Cognitive researches are mainly carried out on the materials of the Russian language. Researchers try to make specific descriptions of various concepts and their associations on the basis of dictionary data, survey responses, a variety of idioms and paremias. There are also research papers on the materials of the Bashkir, Kabardian,  Karachay-Balkar, Kazakh, Tatar languages (A.D. Khayrullina, R.M. Valiev, G.B. Gafarov, T.A. Kildybekova, R.R. Zamaletdinov, etc.). Comparative studies on the basis of two or more languages are also of great importance, and they can play an invaluable role in the promotion of cognitive linguistics in different cultures, in the encouraging practical and interdisciplinary applications of it.


  1. Evans, Vyvyan. Language and Cognition: The View from Cognitive Linguistics [Electronic Resource]. – Mode of Access:
  2. Janda, Laura A. Cognitive Linguistics [Electronic Resource]. – Mode of Access:

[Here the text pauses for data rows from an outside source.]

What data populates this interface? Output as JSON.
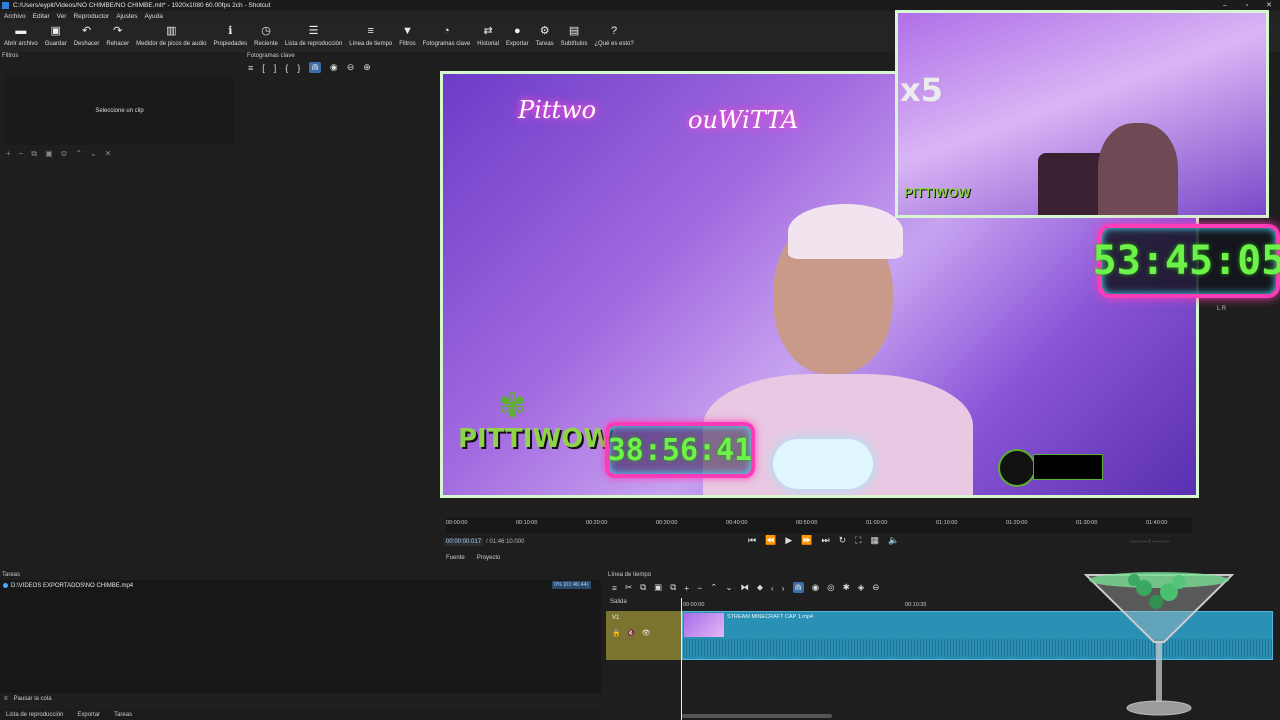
{
  "window": {
    "title": "C:/Users/eypit/Videos/NO CHIMBE/NO CHIMBE.mlt* - 1920x1080 60.00fps 2ch - Shotcut"
  },
  "menu": [
    "Archivo",
    "Editar",
    "Ver",
    "Reproductor",
    "Ajustes",
    "Ayuda"
  ],
  "toolbar": [
    {
      "icon": "folder-open-icon",
      "glyph": "▬",
      "label": "Abrir archivo"
    },
    {
      "icon": "save-icon",
      "glyph": "▣",
      "label": "Guardar"
    },
    {
      "icon": "undo-icon",
      "glyph": "↶",
      "label": "Deshacer"
    },
    {
      "icon": "redo-icon",
      "glyph": "↷",
      "label": "Rehacer"
    },
    {
      "icon": "audio-meter-icon",
      "glyph": "▥",
      "label": "Medidor de picos de audio"
    },
    {
      "icon": "info-icon",
      "glyph": "ℹ",
      "label": "Propiedades"
    },
    {
      "icon": "clock-icon",
      "glyph": "◷",
      "label": "Reciente"
    },
    {
      "icon": "playlist-icon",
      "glyph": "☰",
      "label": "Lista de reproducción"
    },
    {
      "icon": "timeline-icon",
      "glyph": "≡",
      "label": "Línea de tiempo"
    },
    {
      "icon": "filter-icon",
      "glyph": "▼",
      "label": "Filtros"
    },
    {
      "icon": "keyframes-icon",
      "glyph": "◔",
      "label": "Fotogramas clave"
    },
    {
      "icon": "history-icon",
      "glyph": "⇄",
      "label": "Historial"
    },
    {
      "icon": "export-icon",
      "glyph": "●",
      "label": "Exportar"
    },
    {
      "icon": "gear-icon",
      "glyph": "⚙",
      "label": "Tareas"
    },
    {
      "icon": "subtitles-icon",
      "glyph": "▤",
      "label": "Subtítulos"
    },
    {
      "icon": "question-icon",
      "glyph": "?",
      "label": "¿Qué es esto?"
    }
  ],
  "filters": {
    "title": "Filtros",
    "empty_message": "Seleccione un clip",
    "tools": [
      "+",
      "−",
      "⧉",
      "▣",
      "⊜",
      "⌃",
      "⌄",
      "✕"
    ]
  },
  "keyframes": {
    "title": "Fotogramas clave",
    "tools": [
      "≡",
      "[",
      "]",
      "{",
      "}",
      "⋒",
      "◉",
      "⊖",
      "⊕"
    ]
  },
  "overlay": {
    "neon_left": "Pittwo",
    "neon_right": "ouWiTTA",
    "brand": "PITTIWOW",
    "brand_small": "PITTIWOW",
    "stream_timer": "38:56:41",
    "big_timer": "53:45:05",
    "multiplier": "x5",
    "lr": "L R"
  },
  "player": {
    "ruler_ticks": [
      "00:00:00",
      "00:10:00",
      "00:20:00",
      "00:30:00",
      "00:40:00",
      "00:50:00",
      "01:00:00",
      "01:10:00",
      "01:20:00",
      "01:30:00",
      "01:40:00"
    ],
    "current_time": "00:00:00.017",
    "total_time": "/ 01:46:10.000",
    "tabs": [
      "Fuente",
      "Proyecto"
    ],
    "right_fields": "--:--:--:-- / --:--:--:--"
  },
  "tasks": {
    "title": "Tareas",
    "job_path": "D:\\VIDEOS EXPORTADOS\\NO CHIMBE.mp4",
    "job_progress": "0% (01:46:44)",
    "pause_label": "Pausar la cola"
  },
  "bottom_tabs": [
    "Lista de reproducción",
    "Exportar",
    "Tareas"
  ],
  "timeline": {
    "title": "Línea de tiempo",
    "output_label": "Salida",
    "track": "V1",
    "ticks": [
      "00:00:00",
      "00:10:35"
    ],
    "clip_name": "STREAM MINECRAFT CAP 1.mp4"
  }
}
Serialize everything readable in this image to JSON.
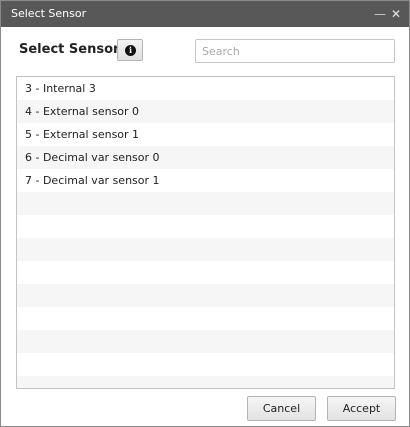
{
  "window": {
    "title": "Select Sensor",
    "minimize_icon": "minimize-icon",
    "close_icon": "close-icon"
  },
  "header": {
    "title": "Select Sensor",
    "info_icon": "info-icon"
  },
  "search": {
    "placeholder": "Search",
    "value": ""
  },
  "sensors": [
    "3 - Internal 3",
    "4 - External sensor 0",
    "5 - External sensor 1",
    "6 - Decimal var sensor 0",
    "7 - Decimal var sensor 1"
  ],
  "footer": {
    "cancel_label": "Cancel",
    "accept_label": "Accept"
  }
}
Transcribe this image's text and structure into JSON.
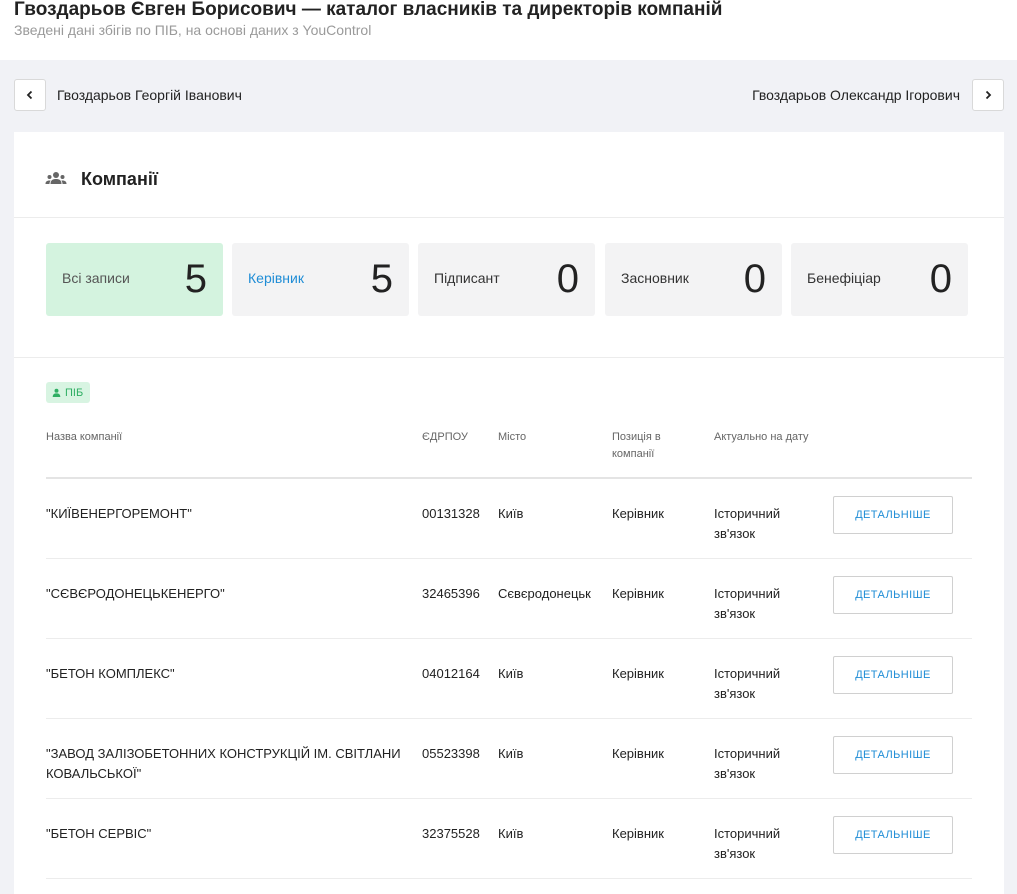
{
  "header": {
    "title": "Гвоздарьов Євген Борисович — каталог власників та директорів компаній",
    "subtitle": "Зведені дані збігів по ПІБ, на основі даних з YouControl"
  },
  "nav": {
    "prev_label": "Гвоздарьов Георгій Іванович",
    "next_label": "Гвоздарьов Олександр Ігорович"
  },
  "section": {
    "title": "Компанії"
  },
  "stats": [
    {
      "label": "Всі записи",
      "value": "5"
    },
    {
      "label": "Керівник",
      "value": "5"
    },
    {
      "label": "Підписант",
      "value": "0"
    },
    {
      "label": "Засновник",
      "value": "0"
    },
    {
      "label": "Бенефіціар",
      "value": "0"
    }
  ],
  "badge": {
    "label": "ПІБ"
  },
  "table": {
    "columns": [
      "Назва компанії",
      "ЄДРПОУ",
      "Місто",
      "Позиція в компанії",
      "Актуально на дату"
    ],
    "button_label": "ДЕТАЛЬНІШЕ",
    "rows": [
      {
        "name": "\"КИЇВЕНЕРГОРЕМОНТ\"",
        "code": "00131328",
        "city": "Київ",
        "position": "Керівник",
        "date": "Історичний зв'язок"
      },
      {
        "name": "\"СЄВЄРОДОНЕЦЬКЕНЕРГО\"",
        "code": "32465396",
        "city": "Сєвєродонецьк",
        "position": "Керівник",
        "date": "Історичний зв'язок"
      },
      {
        "name": "\"БЕТОН КОМПЛЕКС\"",
        "code": "04012164",
        "city": "Київ",
        "position": "Керівник",
        "date": "Історичний зв'язок"
      },
      {
        "name": "\"ЗАВОД ЗАЛІЗОБЕТОННИХ КОНСТРУКЦІЙ ІМ. СВІТЛАНИ КОВАЛЬСЬКОЇ\"",
        "code": "05523398",
        "city": "Київ",
        "position": "Керівник",
        "date": "Історичний зв'язок"
      },
      {
        "name": "\"БЕТОН СЕРВІС\"",
        "code": "32375528",
        "city": "Київ",
        "position": "Керівник",
        "date": "Історичний зв'язок"
      }
    ]
  },
  "colors": {
    "accent": "#1f8dd6",
    "active_stat_bg": "#d4f3df",
    "badge_green": "#2fae63"
  },
  "icons": {
    "prev": "chevron-left-icon",
    "next": "chevron-right-icon",
    "section": "users-group-icon",
    "badge": "person-icon"
  }
}
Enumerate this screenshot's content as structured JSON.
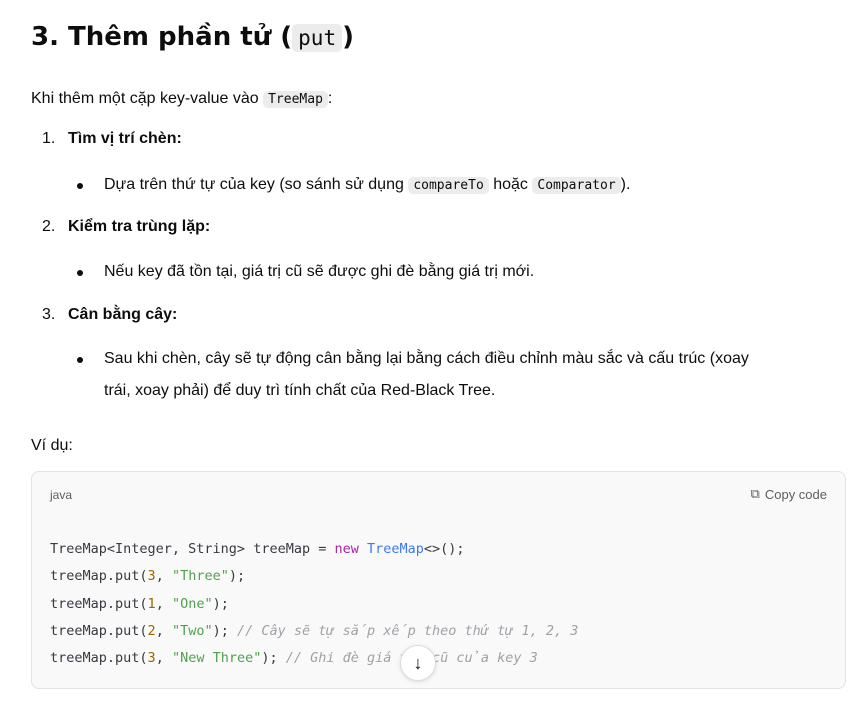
{
  "heading": {
    "prefix": "3. Thêm phần tử (",
    "code": "put",
    "suffix": ")"
  },
  "intro": {
    "text": "Khi thêm một cặp key-value vào ",
    "code": "TreeMap",
    "suffix": ":"
  },
  "steps": [
    {
      "num": "1.",
      "title": "Tìm vị trí chèn:",
      "bullet_pre": "Dựa trên thứ tự của key (so sánh sử dụng ",
      "code1": "compareTo",
      "mid": " hoặc ",
      "code2": "Comparator",
      "post": ")."
    },
    {
      "num": "2.",
      "title": "Kiểm tra trùng lặp:",
      "bullet": "Nếu key đã tồn tại, giá trị cũ sẽ được ghi đè bằng giá trị mới."
    },
    {
      "num": "3.",
      "title": "Cân bằng cây:",
      "bullet_line1": "Sau khi chèn, cây sẽ tự động cân bằng lại bằng cách điều chỉnh màu sắc và cấu trúc (xoay",
      "bullet_line2": "trái, xoay phải) để duy trì tính chất của Red-Black Tree."
    }
  ],
  "example_label": "Ví dụ:",
  "code_block": {
    "language": "java",
    "copy_label": "Copy code",
    "lines": [
      "TreeMap<Integer, String> treeMap = new TreeMap<>();",
      "treeMap.put(3, \"Three\");",
      "treeMap.put(1, \"One\");",
      "treeMap.put(2, \"Two\"); // Cây sẽ tự sắp xếp theo thứ tự 1, 2, 3",
      "treeMap.put(3, \"New Three\"); // Ghi đè giá trị cũ của key 3"
    ]
  },
  "scroll_icon": "arrow-down-icon"
}
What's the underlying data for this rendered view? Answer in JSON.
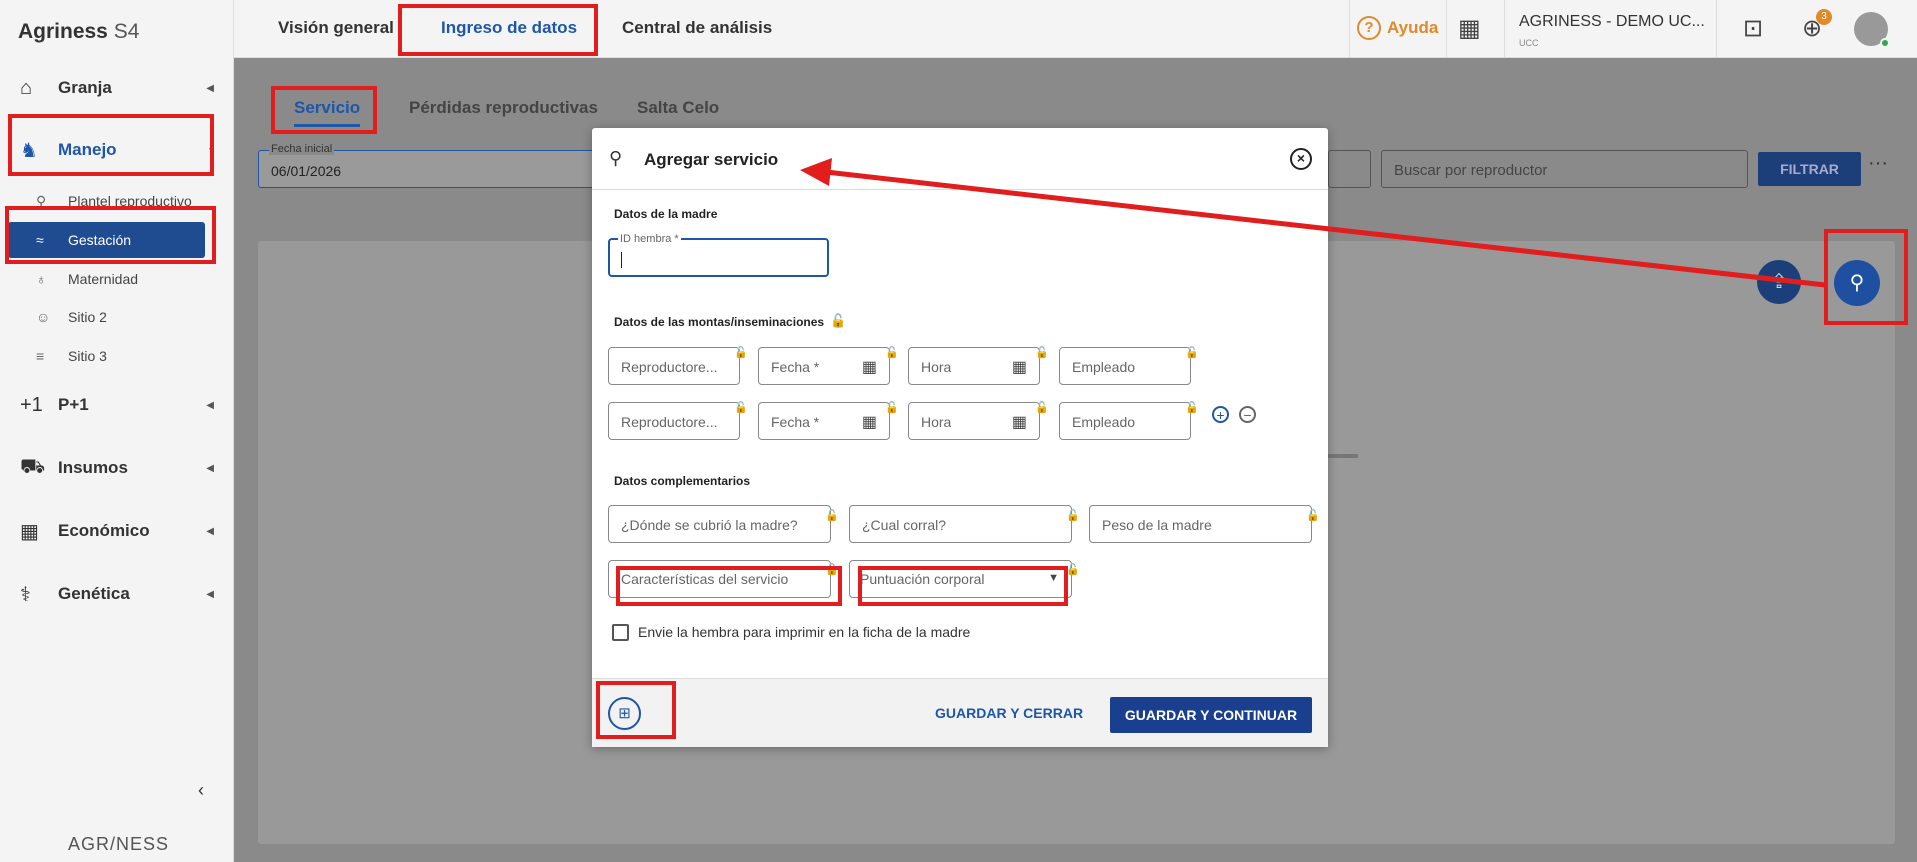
{
  "sidebar": {
    "brand": "Agriness",
    "brand_sub": "S4",
    "items": [
      {
        "label": "Granja",
        "icon": "home-icon"
      },
      {
        "label": "Manejo",
        "icon": "pig-icon"
      },
      {
        "label": "P+1",
        "icon": "plus-one-icon"
      },
      {
        "label": "Insumos",
        "icon": "cart-icon"
      },
      {
        "label": "Económico",
        "icon": "table-icon"
      },
      {
        "label": "Genética",
        "icon": "dna-icon"
      }
    ],
    "sub_items": [
      {
        "label": "Plantel reproductivo"
      },
      {
        "label": "Gestación"
      },
      {
        "label": "Maternidad"
      },
      {
        "label": "Sitio 2"
      },
      {
        "label": "Sitio 3"
      }
    ],
    "footer_logo": "AGR/NESS"
  },
  "topbar": {
    "tabs": [
      "Visión general",
      "Ingreso de datos",
      "Central de análisis"
    ],
    "help": "Ayuda",
    "org_name": "AGRINESS - DEMO UC...",
    "org_sub": "UCC",
    "download_badge": "3"
  },
  "content": {
    "subtabs": [
      "Servicio",
      "Pérdidas reproductivas",
      "Salta Celo"
    ],
    "date_label": "Fecha inicial",
    "date_value": "06/01/2026",
    "search_placeholder": "Buscar por reproductor",
    "filter": "FILTRAR"
  },
  "modal": {
    "title": "Agregar servicio",
    "section_mother": "Datos de la madre",
    "id_label": "ID hembra *",
    "section_mounts": "Datos de las montas/inseminaciones",
    "mount_fields": [
      "Reproductore...",
      "Fecha *",
      "Hora",
      "Empleado"
    ],
    "section_extra": "Datos complementarios",
    "extra_fields": [
      "¿Dónde se cubrió la madre?",
      "¿Cual corral?",
      "Peso de la madre",
      "Características del servicio",
      "Puntuación corporal"
    ],
    "checkbox_label": "Envie la hembra para imprimir en la ficha de la madre",
    "save_close": "GUARDAR Y CERRAR",
    "save_continue": "GUARDAR Y CONTINUAR"
  },
  "colors": {
    "accent": "#1e56a8",
    "annotation": "#e11d1d",
    "help": "#e08a2b"
  }
}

  3. Langaker, Ronald. Concept, Image, Symbol: The Cognitive Basis of Grammar. – 2nd edn. – Berlin: Mouton de Gruyter, 1991.